Minolta’s Hi-matic series of compact cameras span more than 20 years of production and were usually rangefinders such as the well-regarded Hi-matic 7sII. However the series also gave rise to a few Point & Shoot (P&S) most notably the Hi-matic G launched in 1974.
Unlike some rival P&S like the Chinon 35 or Konica C35V that have clearly evolved from rangefinders, the Hi-Matic G was a completely new model with a different exposure system to its immediate rangefinder predecessor the Hi-Matic F. Some pundits have even queried if someone else had made it for minolta as it was so like many other P&S in the 70’s in classic chrome black styling. My one’s lens barrel had slight movement but this may have been a one of and it didn’t affect shots.
Minolta Hi-matic G Specs
- Lens: Rokkor 38mm 1:2.8
- Focus: Zone & Scale
- Metering: CdS
- Aperture: f/2.8-f/14
- ASA range : 25-400
- Shutter: 1/30-1/650
- EV 100asa: 8-17
- Filter-Thread: 46mm
- Battery : PX675
What ever’s the truth of its origins you do get a 4 element Minolta Rokkor lens which is sharp. This can be focused by using 4 zones on the top of the lens barrel like an Olympus Trip 35. However the camera is actually a smooth scale focus with distances printed beneath the barrel for more accurate shooting in low light. I quite like the option to switch but find in most cases with scale focus viewfinder your brain still tends to use the 0.8, 1.5, 3m and infinity model.
The rest is fairly typical for a 70’s Japanese compact rangefinder or P&S with the exception of a fairly wide f/14 smallest aperture. The lens barrel mounted CdS metering system automatically sets the camera exposure by a series of aperture shutter speed combos. These are displayed on a needle meter scale on the right hand side of the viewfinder. The shutter, aperture speeds are all industry standard and offer no surprises. There are no manual control other than turning from auto to a series of Guide Number(GN) settings for flash. There is no exposure lock if the meter thinks you are at risk over or under-exposing and there is no bulb setting (shame as it’s cable threaded).

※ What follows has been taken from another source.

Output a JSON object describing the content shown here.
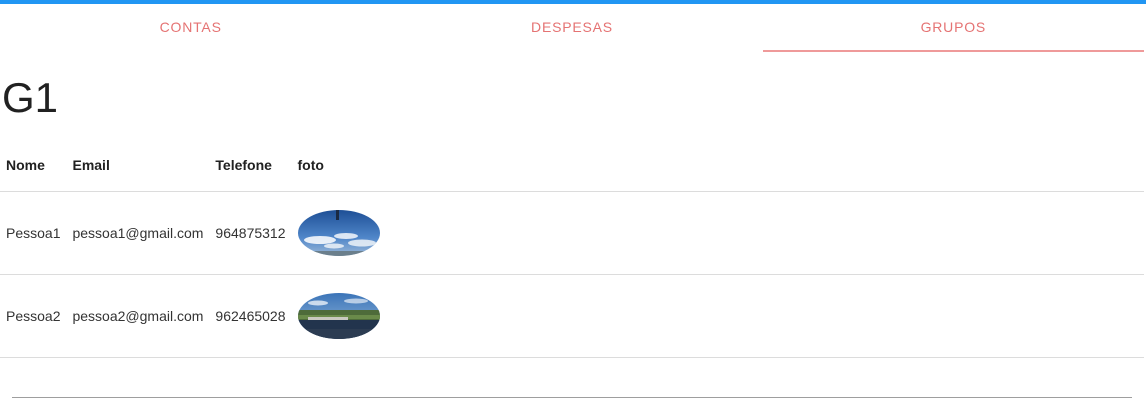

The metering works well enough and was pretty typical for cameras for the era, Also typical it uses the now defunct 1.45v mercury px675 cell but a 1.4v zinc air 675za hearing aid battery (5 for a quid in Poundland) will suffice abet with more limited power time. The camera lacks a self timer. The viewfinder has usual frame and parallax markings but you’ll struggle to see you focus settings from it.
The main problem with the Hi-matic G is that it a pretty vanilla camera for the 70’s. It takes reasonable shots and it’s specs match its rival but that it. There are no standout features and no endearing/maddening quirks and there is the smallest f/14 aperture size. Does it offer more than the Olympus Trip 35 – no. In fact the Trip although on paper is more limited with just 2 shutter speeds works out better due to its marginally better optics and sensible weighting of its aperture to encourage good depth of field. Now many of my other P&S are equally clobbered by the Trip but they offer quirks or features that the minolta doesn’t. That said it really does nothing wrong per se.
They are widely available and with a bit of luck you can get for a tenner on eBay. Mines end up being sold there. Lightseals will need done but this is relatively easy to do and as ever watch out for battery corrosion. A lens cap is an indicator looked after. It was succeeded by the G2 which is an altogether more plasticky affair.
- Olympus Trip 35 – The big daddy of P&S
- Chinon 35 – A much more capable rangefinder based 70’s P&S
- Konica C35V – Zone focus version of the classic C35 rangefinder
- FED 50 – Wonderfully Bonkers Soviet P&S with rangefinder links